By then, only one of her sisters had died - Tiara. Tiana, who was battling for her life at the CRH, died hours later.

According to Brown, Tamelia's faith is strong, and she remained glued to her corner on Tuesday, praying for a very long time.

Her parents, who were to celebrate their third wedding anniversary yesterday but instead were mourning the loss of not just one, but two children, were not surprised by Tamelia's revelation.

"The Lord giveth and the Lord taketh. We will always remember our daughters," said Mica Anglin Thompson and her husband, Curtis.

 

THEY GAVE THEIR LIVES TO GOD

 

Anglin Thompson described Tiana as a humble, beautiful, peaceful soul who was neat and pretty.
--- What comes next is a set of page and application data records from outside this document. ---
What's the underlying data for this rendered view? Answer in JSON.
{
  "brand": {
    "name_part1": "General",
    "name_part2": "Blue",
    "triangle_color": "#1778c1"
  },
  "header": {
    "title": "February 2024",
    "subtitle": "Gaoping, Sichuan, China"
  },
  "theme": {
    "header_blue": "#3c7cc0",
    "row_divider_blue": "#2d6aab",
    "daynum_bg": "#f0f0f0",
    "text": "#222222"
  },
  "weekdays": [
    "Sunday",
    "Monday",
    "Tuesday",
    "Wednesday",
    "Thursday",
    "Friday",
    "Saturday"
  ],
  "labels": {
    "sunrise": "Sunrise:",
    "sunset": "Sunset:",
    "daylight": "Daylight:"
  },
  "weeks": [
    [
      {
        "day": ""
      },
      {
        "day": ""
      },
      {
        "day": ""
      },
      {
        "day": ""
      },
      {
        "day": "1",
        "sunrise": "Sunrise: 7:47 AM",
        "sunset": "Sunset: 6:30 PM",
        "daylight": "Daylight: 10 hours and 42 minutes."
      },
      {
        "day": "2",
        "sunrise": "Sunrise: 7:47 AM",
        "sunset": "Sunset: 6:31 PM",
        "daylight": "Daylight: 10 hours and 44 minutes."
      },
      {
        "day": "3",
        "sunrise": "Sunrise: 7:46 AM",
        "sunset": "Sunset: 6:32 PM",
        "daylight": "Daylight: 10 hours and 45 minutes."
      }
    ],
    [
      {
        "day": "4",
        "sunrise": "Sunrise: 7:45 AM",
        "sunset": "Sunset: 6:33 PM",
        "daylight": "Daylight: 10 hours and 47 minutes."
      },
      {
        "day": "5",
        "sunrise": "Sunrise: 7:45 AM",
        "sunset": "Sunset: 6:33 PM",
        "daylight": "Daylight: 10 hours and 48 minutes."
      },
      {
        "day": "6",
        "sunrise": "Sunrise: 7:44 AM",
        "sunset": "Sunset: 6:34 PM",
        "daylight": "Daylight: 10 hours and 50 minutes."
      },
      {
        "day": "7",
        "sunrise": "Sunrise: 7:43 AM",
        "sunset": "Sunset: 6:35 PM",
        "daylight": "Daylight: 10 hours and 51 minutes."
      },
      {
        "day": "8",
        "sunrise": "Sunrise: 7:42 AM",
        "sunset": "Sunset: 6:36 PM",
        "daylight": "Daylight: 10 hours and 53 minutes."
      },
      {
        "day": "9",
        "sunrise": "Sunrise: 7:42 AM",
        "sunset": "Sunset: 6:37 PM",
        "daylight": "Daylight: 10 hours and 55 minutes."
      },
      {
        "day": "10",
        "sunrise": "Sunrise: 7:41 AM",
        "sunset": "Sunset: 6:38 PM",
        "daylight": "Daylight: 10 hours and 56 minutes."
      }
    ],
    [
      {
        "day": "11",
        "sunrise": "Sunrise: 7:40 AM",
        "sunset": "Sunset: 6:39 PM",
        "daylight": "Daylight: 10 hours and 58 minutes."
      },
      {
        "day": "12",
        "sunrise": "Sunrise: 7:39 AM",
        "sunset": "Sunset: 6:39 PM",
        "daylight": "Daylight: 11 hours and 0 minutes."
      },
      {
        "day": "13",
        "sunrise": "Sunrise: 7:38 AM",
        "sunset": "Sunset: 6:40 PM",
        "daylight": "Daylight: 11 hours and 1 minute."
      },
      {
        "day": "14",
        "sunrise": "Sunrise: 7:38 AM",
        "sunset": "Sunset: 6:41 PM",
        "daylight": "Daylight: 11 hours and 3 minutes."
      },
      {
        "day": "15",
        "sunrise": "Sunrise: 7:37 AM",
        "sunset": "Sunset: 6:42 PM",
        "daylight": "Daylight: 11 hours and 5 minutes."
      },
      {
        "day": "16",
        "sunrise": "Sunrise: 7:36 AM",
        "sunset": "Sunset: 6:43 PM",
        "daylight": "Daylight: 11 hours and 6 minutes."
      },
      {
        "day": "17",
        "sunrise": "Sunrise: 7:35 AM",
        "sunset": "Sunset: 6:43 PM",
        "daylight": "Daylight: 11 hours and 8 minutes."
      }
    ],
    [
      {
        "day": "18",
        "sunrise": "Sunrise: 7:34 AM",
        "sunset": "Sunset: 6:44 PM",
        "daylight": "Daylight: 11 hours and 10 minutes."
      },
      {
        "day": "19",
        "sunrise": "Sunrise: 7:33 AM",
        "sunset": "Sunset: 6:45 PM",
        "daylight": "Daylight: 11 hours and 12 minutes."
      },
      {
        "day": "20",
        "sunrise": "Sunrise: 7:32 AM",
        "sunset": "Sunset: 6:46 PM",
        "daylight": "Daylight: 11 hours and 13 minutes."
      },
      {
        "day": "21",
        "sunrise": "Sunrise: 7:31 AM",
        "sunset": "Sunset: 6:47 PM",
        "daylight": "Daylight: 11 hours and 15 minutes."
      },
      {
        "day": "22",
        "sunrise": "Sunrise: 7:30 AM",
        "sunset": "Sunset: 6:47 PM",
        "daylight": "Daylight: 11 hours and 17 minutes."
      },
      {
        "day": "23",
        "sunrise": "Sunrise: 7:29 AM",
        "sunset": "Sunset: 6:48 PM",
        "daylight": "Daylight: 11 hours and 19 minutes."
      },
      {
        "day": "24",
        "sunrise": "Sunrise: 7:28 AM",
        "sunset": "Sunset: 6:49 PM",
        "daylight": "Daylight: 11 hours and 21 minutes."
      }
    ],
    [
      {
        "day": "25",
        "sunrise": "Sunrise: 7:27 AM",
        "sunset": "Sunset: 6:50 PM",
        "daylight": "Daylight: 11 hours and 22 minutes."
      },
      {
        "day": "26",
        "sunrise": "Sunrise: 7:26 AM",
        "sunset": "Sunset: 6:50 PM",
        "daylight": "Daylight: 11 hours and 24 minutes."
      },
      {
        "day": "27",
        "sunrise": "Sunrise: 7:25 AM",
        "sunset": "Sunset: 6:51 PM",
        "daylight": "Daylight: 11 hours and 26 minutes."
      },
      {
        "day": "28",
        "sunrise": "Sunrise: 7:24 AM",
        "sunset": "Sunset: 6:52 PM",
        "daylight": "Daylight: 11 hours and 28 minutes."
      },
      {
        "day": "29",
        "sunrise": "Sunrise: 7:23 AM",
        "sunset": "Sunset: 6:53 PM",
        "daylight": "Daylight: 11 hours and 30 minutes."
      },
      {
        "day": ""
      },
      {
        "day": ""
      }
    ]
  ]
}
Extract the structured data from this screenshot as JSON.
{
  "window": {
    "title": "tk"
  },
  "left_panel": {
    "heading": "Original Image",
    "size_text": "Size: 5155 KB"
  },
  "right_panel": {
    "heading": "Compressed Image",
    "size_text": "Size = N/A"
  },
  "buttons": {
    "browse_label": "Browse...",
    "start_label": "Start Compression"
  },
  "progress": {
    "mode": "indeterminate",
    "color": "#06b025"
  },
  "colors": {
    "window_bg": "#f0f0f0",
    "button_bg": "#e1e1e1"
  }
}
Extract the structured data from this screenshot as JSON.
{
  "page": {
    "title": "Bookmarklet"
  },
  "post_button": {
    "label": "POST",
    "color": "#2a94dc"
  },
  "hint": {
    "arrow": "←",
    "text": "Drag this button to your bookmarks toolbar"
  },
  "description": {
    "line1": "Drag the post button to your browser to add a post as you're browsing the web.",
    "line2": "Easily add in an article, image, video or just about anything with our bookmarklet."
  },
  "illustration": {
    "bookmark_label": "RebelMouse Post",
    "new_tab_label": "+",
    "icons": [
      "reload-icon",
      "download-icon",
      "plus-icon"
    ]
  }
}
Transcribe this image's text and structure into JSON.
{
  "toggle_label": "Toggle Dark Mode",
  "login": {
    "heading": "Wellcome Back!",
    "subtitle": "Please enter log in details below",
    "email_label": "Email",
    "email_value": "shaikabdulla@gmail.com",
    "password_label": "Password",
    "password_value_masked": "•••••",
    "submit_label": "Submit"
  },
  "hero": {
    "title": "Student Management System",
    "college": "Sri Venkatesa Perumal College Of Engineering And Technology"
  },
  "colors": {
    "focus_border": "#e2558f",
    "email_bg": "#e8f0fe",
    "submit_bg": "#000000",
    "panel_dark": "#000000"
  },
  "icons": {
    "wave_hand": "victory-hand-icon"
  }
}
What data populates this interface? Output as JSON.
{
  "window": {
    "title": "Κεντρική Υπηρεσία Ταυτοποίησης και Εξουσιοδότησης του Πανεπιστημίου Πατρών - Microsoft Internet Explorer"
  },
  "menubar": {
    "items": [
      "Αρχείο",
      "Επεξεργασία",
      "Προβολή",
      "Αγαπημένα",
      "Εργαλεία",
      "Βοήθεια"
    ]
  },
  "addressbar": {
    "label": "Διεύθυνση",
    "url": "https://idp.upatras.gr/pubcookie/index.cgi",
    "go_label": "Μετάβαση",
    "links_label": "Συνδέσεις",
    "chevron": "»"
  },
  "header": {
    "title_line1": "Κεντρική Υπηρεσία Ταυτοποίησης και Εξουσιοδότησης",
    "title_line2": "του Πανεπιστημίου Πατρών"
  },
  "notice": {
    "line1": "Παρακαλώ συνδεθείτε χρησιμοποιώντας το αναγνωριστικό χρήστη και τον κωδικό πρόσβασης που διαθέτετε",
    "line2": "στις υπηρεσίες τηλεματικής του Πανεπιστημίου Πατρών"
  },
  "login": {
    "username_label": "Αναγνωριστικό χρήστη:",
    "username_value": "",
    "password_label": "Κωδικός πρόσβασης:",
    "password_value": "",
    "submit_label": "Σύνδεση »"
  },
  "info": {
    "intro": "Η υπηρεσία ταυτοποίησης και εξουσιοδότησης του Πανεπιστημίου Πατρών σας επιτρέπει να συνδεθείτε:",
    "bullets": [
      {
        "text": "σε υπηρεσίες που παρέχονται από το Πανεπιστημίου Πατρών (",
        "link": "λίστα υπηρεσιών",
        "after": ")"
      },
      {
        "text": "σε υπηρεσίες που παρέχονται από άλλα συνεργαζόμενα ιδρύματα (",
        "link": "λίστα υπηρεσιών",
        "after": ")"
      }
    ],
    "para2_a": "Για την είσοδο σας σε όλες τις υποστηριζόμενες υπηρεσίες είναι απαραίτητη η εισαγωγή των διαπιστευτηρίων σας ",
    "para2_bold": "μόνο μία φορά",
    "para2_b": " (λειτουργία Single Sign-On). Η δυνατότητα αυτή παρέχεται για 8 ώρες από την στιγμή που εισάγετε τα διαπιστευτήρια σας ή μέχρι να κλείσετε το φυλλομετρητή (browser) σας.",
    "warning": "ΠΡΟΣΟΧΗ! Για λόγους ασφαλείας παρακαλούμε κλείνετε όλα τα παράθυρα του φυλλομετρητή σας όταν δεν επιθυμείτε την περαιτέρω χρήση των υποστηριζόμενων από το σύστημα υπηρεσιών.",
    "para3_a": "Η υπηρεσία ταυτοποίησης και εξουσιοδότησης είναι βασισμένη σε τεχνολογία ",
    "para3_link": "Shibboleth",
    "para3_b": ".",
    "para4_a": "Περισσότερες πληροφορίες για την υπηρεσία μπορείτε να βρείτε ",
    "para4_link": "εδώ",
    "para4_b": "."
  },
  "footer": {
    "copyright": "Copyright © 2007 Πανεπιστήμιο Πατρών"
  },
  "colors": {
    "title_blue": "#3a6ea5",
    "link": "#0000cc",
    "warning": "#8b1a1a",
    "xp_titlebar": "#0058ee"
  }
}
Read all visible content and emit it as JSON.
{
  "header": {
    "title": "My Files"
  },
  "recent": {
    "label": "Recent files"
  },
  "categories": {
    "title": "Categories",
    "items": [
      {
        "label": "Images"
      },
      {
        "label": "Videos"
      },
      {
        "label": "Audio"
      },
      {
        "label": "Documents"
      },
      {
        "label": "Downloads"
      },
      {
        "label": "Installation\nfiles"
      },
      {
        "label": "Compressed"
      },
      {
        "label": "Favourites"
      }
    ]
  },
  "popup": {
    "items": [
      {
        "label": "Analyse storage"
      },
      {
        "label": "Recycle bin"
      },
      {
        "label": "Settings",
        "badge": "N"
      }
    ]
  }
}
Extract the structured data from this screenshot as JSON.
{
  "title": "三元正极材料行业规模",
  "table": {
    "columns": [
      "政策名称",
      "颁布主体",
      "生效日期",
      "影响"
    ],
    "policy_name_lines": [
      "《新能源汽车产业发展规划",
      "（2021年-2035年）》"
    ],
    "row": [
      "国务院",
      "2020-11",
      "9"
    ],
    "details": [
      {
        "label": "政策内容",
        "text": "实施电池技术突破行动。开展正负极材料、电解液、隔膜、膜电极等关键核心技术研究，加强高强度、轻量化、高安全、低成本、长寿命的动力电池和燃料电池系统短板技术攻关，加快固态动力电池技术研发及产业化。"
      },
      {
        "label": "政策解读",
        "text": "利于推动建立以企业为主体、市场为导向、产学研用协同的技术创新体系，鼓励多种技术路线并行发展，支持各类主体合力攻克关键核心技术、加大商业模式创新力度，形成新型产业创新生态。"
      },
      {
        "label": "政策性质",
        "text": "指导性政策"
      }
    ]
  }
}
Tiara, she said, was on the honour roll at school and had been a top student since infancy.

The mother of three admits to being a realist, but said that although she understood that death was inevitable, she never anticipated losing her kids at such young ages, "not to mention losing two of them at the same time".

Thompson, who spent the entire day at the CRH with Tiana, for whom there was a glimmer of hope even with her debilitating injuries, said that she asked for a drink of water and begged him not to leave her to go home.

"Don't go, Daddy. I love you," was what she said.

But she did not make it.

The father of five said that his daughters were very loving. Tiara, he said, would find him anywhere he was, and she waited every evening on the veranda, looking out for his arrival home.

As painful as losing two of his children is, Curtis Thompson is happy that they were baptised even though their mother felt they were too young to take that route.

"I want people out there to listen to their children when they ask to be baptised," said the father.

He said that both Tiara and Tiana asked to give their lives to God two years ago.

janet.silvera@gleanerjm.com